It’s interesting that the anthem he refuses to stand for is that of the country that set the standard for individual rights. The United States Constitution is a powerful historic document unlike any the world had seen before 1787. Principles such as those contained in the document had been debated and philosophized over around the world, but this was the first time they were used as the basis on which to build a nation.
What is beautiful about the courageous actions of Kaepernick and other athletes is that they are using their celebrity status to get people talking. The United States is a great country and its citizens have reason to be proud, but it is imperfect, just as every nation is imperfect. There is racism in America, there is racial profiling and there is police brutality.
In the late 1980s, I taught and coached at an American high school. The vast majority of the students were from visible minorities and less than wealthy families.
What I experienced in this environment challenged my idealism and world view. I was quite taken aback when I recommended to students and athletes that they see a doctor and was told, “I can’t afford to go to a doctor.”
And I witnessed the racism that these young people were subjected to, as well as the impact of racism on American society in general.
I didn’t have an issue with the American national anthem, but when the Pledge of Allegiance was said before public gatherings, I found that I couldn’t put my hand over my heart and say, “with liberty and justice for all.” I stood respectfully with my hands at my side. I don’t know if anyone noticed or if they simply attributed it to the fact that I was a foreigner, but for me it was an act of conscience.
Had the statement been “striving for liberty and justice for all,” I would have happily complied.
There were and still are many people in the United Sates working to make life better for everyone. A long-serving African American staff member, for example, pointed out to me that the students from our school regularly went on to positions of leadership within their communities.
Having re-established contact with many of my former students on Facebook, I see that this pattern has continued. Our school clearly made a difference in their lives.
Perhaps what Kaepernick is pointing out is that we need to increase our investment in people, especially young people, regardless of their ethnicity or social status. When we do so, the results are phenomenal. Each person is able to achieve their potential. Crime rates drop, incarceration rates drop, income levels rise and life improves for everyone.

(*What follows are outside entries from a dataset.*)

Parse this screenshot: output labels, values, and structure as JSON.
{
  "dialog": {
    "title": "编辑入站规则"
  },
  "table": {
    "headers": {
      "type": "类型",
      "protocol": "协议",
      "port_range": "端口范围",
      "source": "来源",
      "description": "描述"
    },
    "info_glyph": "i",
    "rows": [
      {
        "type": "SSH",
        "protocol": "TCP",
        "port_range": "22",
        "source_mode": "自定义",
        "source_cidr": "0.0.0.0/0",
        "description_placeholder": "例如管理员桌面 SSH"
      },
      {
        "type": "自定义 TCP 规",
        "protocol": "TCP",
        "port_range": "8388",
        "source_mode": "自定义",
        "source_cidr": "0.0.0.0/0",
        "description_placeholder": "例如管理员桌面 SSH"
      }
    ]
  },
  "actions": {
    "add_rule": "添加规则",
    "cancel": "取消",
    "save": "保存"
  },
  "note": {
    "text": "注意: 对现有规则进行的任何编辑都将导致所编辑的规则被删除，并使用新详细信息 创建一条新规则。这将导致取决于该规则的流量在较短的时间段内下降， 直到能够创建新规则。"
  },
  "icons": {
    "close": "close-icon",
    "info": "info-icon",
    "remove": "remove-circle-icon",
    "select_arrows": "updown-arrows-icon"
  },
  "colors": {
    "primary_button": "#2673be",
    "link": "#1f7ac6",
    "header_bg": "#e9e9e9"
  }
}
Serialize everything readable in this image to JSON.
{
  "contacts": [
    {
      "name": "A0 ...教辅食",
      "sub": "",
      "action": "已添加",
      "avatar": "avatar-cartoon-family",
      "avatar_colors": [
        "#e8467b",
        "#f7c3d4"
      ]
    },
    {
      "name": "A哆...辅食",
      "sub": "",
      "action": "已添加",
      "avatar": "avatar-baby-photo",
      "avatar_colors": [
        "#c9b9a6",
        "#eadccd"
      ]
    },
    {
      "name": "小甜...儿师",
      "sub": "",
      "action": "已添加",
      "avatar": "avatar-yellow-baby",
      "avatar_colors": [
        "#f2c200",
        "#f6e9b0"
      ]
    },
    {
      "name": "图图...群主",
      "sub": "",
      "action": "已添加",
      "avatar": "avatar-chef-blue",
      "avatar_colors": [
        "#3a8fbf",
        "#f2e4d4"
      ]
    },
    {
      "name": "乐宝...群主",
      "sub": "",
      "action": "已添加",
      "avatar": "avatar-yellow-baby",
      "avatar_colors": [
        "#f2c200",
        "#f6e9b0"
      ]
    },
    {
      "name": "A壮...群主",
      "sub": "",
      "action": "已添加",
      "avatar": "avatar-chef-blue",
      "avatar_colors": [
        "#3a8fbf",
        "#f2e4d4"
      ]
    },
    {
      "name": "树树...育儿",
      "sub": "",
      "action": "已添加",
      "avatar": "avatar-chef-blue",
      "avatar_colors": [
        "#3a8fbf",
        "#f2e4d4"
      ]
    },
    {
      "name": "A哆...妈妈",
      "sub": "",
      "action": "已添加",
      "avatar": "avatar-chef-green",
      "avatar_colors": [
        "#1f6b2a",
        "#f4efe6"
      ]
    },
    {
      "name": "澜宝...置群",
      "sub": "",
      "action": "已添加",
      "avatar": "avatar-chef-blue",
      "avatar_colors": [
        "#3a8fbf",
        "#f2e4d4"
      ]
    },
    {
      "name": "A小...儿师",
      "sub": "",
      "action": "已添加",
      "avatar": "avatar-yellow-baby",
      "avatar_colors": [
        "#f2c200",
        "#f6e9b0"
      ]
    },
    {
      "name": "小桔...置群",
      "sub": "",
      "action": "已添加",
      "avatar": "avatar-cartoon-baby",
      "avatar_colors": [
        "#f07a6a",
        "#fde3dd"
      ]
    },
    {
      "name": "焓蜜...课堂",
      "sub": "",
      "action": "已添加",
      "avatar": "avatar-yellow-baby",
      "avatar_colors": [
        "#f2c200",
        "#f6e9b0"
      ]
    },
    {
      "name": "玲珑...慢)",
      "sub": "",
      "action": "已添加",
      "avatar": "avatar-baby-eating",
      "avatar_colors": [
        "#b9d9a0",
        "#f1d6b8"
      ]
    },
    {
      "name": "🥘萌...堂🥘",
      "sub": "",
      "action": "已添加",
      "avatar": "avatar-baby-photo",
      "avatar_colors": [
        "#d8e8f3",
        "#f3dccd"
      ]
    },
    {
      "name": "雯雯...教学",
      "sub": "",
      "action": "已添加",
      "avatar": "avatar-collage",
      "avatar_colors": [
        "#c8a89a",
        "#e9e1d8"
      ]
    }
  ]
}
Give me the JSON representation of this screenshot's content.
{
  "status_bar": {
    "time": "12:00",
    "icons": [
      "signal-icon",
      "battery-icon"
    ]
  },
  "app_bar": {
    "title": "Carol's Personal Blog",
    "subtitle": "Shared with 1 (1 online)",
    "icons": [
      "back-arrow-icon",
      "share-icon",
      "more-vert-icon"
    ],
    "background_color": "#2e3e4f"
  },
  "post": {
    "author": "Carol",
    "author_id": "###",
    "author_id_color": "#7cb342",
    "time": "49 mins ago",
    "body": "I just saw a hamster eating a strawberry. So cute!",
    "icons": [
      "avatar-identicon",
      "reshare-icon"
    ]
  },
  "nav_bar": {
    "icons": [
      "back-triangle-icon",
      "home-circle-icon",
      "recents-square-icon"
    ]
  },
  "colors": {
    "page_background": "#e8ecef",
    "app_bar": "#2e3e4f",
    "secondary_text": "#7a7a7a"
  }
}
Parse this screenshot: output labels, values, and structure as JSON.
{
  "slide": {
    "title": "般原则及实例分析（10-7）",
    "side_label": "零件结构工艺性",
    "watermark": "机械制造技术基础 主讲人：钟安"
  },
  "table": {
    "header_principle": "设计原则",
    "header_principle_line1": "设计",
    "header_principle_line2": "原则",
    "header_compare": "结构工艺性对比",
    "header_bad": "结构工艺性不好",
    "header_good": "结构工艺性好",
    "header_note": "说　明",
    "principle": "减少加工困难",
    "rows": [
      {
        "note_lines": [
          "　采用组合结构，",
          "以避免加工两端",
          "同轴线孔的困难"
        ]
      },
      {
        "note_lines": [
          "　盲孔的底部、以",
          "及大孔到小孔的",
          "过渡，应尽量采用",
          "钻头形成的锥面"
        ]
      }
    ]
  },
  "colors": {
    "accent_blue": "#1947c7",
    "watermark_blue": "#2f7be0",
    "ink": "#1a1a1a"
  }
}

Whether we make this change by partaking in or refusing to partake in nationalistic rituals is up to us. The key is to follow your conscience, while respecting the conscience of your neighbour.
We must then work together to ensure that the ideals of the American Constitution, and every other statement of human rights that has followed, are respected.
Troy Media columnist Gerry Chidiac is an award-winning high school teacher specializing in languages, genocide studies and work with at-risk students.